by Barbara Brown, CFLS
Brown and Brown, San Diego
What does Collaborative Divorce have in common with the Camp David Summit that led to the Israeli-Egyptian Peace treaty in 1978 and the successful release of American hostages from Iran in 1981?
Both the Israeli-Egyptian peace treaty and the Iranian hostage release employed the technique of “principled negotiation,” a technique developed at the Harvard Negotiation Project led by Roger Fisher and taught in a workshop for lawyers at Harvard University. Principled negotiation is a technique basic to Collaborative law as well.
Some years ago, I had the opportunity to participate in the Harvard Negotiation workshop. It was truly a life changing experience that gave me a new perspective on negotiating fair agreements both efficiently and amicably.

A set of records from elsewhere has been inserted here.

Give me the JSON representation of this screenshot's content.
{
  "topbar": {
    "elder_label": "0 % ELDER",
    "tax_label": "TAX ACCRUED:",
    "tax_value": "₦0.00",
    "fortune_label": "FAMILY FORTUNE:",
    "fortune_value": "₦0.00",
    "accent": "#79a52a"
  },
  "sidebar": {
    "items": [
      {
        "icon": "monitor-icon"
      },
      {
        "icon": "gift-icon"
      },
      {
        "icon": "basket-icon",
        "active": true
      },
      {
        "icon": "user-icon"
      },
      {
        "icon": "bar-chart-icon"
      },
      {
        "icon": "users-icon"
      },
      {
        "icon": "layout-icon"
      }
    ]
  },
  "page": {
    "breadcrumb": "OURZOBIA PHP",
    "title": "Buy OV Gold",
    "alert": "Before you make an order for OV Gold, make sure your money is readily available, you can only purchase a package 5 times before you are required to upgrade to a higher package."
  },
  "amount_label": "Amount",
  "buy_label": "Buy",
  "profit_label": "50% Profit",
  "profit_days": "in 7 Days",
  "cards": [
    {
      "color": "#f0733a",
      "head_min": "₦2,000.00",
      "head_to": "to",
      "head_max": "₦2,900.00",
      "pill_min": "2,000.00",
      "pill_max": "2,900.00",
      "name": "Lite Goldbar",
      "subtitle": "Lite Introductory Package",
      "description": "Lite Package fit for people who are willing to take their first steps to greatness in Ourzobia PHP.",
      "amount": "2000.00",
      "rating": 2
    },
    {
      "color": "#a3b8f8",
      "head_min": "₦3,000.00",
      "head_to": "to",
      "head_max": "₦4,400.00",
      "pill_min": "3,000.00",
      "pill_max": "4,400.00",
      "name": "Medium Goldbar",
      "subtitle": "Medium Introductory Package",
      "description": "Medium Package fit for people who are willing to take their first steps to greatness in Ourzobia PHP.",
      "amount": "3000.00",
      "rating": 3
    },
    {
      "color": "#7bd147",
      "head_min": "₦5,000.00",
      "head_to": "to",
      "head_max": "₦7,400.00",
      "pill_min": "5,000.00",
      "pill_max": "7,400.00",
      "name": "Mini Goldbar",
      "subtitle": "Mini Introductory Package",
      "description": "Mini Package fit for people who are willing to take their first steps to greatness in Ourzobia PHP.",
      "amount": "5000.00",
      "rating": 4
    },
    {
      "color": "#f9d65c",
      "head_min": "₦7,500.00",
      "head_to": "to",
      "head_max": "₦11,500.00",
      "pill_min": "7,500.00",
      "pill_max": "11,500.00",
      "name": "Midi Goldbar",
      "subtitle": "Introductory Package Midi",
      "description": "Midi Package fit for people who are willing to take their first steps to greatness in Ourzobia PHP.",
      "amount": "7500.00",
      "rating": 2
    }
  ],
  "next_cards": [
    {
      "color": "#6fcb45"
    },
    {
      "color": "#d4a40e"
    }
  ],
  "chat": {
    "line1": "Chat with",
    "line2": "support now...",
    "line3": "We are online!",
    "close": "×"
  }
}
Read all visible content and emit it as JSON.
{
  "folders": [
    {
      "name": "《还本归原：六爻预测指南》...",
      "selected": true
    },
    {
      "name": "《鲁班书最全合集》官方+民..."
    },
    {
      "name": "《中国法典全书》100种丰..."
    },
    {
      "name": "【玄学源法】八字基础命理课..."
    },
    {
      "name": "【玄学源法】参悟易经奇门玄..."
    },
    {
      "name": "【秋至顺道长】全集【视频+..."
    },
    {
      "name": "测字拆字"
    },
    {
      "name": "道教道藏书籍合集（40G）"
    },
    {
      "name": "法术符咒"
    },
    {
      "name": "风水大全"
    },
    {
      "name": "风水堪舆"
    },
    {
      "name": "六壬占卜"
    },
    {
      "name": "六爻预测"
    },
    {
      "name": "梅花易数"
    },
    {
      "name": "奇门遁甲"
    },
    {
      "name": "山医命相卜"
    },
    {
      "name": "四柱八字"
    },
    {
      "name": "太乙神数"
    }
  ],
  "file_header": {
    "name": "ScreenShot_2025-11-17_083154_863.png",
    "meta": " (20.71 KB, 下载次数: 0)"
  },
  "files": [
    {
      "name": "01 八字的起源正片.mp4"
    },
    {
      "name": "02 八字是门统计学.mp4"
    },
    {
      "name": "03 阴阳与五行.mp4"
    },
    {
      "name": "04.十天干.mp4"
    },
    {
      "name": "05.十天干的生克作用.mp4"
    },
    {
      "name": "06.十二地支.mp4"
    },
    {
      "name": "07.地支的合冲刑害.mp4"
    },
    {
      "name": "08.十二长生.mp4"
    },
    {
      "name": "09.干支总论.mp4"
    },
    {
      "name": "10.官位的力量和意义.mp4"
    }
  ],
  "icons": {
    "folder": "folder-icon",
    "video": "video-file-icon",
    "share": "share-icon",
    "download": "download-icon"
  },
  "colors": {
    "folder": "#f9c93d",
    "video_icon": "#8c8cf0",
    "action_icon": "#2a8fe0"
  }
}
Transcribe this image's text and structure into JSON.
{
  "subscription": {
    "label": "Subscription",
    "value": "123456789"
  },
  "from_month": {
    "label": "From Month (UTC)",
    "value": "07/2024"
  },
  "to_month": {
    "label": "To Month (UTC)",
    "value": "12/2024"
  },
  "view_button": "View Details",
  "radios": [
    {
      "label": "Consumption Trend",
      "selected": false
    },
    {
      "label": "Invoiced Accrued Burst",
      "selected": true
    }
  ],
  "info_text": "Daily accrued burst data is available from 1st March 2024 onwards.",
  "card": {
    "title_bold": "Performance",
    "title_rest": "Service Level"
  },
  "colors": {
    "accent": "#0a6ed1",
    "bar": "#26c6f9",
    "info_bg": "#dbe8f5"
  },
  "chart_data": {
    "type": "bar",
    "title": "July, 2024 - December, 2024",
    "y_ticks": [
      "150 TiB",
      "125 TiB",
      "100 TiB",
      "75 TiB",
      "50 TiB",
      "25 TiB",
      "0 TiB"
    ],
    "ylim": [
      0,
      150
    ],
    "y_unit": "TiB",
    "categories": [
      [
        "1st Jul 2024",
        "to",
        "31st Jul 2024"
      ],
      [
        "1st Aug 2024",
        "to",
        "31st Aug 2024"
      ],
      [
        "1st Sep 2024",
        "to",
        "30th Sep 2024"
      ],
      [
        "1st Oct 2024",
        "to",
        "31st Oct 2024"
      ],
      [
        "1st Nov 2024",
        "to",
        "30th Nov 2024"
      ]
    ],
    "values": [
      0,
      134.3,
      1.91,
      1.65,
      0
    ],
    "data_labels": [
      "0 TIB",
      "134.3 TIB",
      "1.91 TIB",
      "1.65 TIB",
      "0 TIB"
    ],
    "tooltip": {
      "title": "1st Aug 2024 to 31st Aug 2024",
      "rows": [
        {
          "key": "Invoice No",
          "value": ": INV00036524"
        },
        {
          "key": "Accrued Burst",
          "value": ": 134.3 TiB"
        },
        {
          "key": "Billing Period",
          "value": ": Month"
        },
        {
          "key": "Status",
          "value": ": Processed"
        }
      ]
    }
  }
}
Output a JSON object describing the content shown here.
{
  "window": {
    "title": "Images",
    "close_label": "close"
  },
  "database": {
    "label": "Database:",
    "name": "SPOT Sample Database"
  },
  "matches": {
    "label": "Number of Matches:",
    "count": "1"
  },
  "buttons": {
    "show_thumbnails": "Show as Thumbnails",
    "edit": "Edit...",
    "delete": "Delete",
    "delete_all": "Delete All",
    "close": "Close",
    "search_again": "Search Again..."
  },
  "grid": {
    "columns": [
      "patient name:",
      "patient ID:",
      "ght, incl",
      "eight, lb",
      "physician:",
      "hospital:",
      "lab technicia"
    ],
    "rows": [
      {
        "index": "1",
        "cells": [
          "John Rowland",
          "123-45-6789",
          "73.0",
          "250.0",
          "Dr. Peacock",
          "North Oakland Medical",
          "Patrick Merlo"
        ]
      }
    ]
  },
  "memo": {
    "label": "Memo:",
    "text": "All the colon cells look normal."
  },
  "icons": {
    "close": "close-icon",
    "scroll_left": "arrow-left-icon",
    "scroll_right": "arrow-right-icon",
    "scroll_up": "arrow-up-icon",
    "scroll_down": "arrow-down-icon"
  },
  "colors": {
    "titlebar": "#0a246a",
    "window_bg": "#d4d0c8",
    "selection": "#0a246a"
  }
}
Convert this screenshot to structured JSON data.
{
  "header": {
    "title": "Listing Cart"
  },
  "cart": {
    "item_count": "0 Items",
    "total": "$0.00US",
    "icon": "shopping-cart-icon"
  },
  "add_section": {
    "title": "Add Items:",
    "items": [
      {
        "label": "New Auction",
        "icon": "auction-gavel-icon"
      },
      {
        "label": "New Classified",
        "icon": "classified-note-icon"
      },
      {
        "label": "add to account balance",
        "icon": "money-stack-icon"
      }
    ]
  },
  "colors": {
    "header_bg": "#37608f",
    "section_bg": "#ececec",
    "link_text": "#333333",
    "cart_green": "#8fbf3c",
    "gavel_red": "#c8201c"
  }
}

Roger Fisher, who helped negotiate the Israeli-Egyptian Peace treaty and the release of the American hostages from Iran, taught me that all successful negotiations are interest based. As he described it in his best selling book “Getting to Yes,” “Principled negotiation is hard on the merits, soft on the people. It employs no tricks and no posturing. Principled negotiation shows you how to obtain what you are entitled to and still be decent.”
Years later, when I trained in Collaborative Divorce, I would recognize this negotiation technique as basic to the concept of Collaborative Divorce.
Fisher and his co-author William Ury explained that their book started with this question: “What is the best way for people to deal with their differences? For example, what is the best advice one could give a husband and wife getting divorced who want to know how to reach a fair and mutually satisfactory agreement without ending up in a bitter fight?” Because the book was published before the advent of collaborative law, they didn’t know the answer then. Now we know the best advice is to consider choosing the collaborative process to achieve these ends.